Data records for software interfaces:
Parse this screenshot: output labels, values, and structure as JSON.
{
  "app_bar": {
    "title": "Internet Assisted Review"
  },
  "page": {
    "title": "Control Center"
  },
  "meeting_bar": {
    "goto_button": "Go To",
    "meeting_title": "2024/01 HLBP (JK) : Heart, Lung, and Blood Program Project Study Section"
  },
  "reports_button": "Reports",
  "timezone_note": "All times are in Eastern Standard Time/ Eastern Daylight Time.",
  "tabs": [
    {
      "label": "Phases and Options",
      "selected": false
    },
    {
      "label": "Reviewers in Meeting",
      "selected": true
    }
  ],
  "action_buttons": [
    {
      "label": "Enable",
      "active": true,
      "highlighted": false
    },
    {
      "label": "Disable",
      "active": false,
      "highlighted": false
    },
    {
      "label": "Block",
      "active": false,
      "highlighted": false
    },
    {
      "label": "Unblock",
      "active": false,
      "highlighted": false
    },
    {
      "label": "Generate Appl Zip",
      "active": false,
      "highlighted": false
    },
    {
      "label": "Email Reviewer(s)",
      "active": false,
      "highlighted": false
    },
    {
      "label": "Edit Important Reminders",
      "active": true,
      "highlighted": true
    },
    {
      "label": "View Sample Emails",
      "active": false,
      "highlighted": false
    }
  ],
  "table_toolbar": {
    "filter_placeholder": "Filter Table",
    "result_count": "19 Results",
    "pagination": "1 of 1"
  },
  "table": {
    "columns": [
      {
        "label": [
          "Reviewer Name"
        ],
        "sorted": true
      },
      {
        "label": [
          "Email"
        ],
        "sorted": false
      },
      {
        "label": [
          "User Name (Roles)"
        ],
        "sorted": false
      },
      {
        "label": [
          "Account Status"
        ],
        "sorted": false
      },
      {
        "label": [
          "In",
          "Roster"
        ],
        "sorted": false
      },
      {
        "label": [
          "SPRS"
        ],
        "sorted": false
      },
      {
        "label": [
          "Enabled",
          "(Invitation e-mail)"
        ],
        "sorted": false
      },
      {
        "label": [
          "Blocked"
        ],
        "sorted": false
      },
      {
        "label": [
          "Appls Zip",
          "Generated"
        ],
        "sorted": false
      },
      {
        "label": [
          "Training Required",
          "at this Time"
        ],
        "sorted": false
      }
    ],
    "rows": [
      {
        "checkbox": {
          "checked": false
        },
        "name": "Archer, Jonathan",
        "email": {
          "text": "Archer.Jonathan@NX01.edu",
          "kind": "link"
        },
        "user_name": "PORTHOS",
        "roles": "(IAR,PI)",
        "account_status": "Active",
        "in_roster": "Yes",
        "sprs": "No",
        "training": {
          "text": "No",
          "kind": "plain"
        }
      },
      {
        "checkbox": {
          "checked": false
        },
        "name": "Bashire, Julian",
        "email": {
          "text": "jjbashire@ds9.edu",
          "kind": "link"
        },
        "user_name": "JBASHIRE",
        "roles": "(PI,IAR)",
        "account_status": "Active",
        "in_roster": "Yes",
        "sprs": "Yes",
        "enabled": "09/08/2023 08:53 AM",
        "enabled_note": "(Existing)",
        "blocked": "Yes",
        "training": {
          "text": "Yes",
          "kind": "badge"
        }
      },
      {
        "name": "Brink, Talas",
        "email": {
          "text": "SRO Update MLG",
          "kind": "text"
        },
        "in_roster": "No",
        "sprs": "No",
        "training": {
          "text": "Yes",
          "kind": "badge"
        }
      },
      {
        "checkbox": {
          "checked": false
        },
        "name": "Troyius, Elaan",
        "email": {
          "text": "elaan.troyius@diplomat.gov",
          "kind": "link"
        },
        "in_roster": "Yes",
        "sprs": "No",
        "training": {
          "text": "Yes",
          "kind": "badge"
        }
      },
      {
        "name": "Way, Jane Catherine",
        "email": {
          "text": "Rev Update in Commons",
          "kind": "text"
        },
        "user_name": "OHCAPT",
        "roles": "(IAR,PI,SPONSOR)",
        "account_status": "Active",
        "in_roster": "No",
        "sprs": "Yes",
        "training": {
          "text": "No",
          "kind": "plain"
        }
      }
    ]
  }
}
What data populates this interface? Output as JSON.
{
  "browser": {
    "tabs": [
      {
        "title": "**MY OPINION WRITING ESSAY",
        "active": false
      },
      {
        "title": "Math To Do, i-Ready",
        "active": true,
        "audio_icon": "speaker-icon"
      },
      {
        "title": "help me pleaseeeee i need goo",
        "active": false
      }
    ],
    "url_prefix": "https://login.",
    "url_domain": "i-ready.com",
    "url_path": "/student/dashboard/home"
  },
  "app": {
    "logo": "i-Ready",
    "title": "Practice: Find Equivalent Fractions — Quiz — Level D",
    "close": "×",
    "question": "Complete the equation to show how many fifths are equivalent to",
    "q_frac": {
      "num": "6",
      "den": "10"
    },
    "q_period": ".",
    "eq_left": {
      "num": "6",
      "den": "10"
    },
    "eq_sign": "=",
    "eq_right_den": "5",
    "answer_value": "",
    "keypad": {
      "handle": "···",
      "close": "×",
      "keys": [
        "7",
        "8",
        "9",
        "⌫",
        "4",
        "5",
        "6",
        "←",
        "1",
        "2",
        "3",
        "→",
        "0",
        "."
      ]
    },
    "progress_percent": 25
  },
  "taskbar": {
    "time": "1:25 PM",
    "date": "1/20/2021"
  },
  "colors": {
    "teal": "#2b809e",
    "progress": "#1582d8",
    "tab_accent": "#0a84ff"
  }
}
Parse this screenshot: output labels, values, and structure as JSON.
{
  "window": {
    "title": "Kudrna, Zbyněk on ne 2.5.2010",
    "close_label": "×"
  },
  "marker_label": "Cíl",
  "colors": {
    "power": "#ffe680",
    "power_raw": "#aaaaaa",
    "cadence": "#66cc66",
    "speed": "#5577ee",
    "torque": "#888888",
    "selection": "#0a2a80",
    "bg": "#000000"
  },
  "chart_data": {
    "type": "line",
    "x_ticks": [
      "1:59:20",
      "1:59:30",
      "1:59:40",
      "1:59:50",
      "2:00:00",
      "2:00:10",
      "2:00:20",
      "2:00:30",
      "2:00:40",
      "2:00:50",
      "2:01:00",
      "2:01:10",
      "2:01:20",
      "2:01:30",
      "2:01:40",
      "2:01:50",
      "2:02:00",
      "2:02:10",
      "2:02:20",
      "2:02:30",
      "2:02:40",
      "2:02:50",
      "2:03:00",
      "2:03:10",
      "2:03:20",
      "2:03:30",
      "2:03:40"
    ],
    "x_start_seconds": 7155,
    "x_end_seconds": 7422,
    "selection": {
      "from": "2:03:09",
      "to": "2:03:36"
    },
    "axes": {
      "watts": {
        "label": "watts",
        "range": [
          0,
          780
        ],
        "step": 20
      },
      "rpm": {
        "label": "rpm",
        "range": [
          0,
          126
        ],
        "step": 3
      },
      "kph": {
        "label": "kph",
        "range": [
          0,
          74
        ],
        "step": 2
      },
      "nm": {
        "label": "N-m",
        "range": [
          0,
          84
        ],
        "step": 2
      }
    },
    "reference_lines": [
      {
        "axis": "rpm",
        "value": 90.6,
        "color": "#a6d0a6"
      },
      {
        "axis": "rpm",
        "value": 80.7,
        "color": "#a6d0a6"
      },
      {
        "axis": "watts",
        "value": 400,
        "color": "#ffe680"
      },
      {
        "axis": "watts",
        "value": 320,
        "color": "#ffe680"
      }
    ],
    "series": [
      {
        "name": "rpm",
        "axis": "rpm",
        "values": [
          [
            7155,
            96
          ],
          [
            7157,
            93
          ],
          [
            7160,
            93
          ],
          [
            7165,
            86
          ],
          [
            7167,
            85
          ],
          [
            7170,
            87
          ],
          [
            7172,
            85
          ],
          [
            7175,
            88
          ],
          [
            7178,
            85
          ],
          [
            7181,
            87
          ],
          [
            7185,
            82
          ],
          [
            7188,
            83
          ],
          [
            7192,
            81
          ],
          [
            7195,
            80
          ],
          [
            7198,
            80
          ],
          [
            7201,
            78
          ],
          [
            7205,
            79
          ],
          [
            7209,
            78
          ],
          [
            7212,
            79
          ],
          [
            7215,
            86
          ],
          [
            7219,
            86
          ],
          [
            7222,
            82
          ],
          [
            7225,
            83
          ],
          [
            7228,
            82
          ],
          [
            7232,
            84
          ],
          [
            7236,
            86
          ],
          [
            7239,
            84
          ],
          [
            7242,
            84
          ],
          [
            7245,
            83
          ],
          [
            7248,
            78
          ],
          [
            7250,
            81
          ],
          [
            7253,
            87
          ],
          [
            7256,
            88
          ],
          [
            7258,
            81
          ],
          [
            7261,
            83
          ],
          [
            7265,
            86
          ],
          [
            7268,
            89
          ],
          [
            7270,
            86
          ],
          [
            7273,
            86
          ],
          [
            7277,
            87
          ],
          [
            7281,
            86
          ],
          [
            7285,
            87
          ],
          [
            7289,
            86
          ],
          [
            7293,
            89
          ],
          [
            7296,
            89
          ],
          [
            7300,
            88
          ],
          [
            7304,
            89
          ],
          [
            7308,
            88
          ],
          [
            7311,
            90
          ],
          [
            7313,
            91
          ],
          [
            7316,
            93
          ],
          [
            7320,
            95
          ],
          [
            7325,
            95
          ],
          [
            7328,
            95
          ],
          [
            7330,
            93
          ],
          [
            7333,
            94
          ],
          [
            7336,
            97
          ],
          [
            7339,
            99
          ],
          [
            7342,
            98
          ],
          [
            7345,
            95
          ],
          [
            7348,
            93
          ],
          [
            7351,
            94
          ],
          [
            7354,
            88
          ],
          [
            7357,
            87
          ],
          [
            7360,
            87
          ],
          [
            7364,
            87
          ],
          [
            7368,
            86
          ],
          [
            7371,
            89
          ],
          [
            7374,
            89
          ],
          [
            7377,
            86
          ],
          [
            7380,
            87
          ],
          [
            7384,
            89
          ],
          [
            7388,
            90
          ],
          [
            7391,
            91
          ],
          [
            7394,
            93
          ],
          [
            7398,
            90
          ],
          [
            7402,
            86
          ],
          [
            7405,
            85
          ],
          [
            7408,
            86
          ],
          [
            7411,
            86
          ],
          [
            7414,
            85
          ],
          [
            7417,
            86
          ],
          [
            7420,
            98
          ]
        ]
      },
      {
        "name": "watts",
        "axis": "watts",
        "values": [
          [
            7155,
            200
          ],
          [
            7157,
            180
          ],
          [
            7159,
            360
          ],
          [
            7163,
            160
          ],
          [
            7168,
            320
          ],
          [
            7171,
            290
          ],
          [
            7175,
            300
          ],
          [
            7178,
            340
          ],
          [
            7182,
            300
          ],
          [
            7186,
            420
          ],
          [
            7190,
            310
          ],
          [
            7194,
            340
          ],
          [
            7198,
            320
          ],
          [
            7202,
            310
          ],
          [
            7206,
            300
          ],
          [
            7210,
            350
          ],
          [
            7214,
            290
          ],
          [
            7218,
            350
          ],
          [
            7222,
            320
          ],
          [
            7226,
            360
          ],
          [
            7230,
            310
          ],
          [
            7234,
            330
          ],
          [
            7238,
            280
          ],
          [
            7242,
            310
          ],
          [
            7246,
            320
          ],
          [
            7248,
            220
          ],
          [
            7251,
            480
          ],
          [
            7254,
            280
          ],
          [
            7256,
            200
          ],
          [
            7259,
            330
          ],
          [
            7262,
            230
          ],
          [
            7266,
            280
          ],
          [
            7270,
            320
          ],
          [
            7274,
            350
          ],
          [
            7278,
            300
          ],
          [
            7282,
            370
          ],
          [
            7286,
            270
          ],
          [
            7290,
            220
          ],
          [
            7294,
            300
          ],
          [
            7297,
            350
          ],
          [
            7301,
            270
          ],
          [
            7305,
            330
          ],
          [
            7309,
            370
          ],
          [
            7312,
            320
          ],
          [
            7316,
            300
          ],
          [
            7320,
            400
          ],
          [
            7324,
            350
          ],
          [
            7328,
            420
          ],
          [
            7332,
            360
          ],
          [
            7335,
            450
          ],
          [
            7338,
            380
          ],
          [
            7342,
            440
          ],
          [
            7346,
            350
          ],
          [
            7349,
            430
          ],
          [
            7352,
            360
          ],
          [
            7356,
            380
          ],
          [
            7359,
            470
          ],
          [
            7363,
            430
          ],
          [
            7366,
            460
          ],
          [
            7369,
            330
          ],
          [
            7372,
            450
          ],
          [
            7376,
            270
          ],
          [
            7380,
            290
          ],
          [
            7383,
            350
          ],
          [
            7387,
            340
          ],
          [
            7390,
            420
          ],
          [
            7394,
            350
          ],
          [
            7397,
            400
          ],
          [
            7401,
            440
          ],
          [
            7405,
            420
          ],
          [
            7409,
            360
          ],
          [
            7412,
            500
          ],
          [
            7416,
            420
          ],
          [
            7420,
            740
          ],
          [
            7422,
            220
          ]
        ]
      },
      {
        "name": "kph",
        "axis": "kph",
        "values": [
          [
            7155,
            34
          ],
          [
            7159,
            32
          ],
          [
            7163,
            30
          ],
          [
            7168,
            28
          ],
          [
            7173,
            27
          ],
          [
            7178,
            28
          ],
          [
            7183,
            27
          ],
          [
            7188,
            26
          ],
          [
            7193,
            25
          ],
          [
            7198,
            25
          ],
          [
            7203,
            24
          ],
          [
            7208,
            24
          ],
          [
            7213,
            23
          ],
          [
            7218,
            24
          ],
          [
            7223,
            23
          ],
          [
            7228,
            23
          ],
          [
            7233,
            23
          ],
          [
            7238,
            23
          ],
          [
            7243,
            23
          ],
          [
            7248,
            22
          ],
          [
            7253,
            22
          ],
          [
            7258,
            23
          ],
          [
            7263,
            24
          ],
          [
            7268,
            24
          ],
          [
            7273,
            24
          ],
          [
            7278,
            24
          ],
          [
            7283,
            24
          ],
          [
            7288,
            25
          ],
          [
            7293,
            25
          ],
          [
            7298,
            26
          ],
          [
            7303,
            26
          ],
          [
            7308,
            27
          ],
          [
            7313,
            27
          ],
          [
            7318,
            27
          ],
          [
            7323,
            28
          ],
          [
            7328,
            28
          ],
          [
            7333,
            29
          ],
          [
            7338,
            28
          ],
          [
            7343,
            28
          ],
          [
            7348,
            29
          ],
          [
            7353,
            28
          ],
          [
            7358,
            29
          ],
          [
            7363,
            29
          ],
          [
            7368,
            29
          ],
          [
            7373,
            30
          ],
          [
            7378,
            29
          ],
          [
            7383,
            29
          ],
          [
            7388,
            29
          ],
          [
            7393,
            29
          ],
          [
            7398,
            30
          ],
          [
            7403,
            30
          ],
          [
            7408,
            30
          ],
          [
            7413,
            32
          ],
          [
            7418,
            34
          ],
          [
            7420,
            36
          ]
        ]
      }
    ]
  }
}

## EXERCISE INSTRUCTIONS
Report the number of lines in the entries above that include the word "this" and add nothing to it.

## COMPLETED EXERCISE
4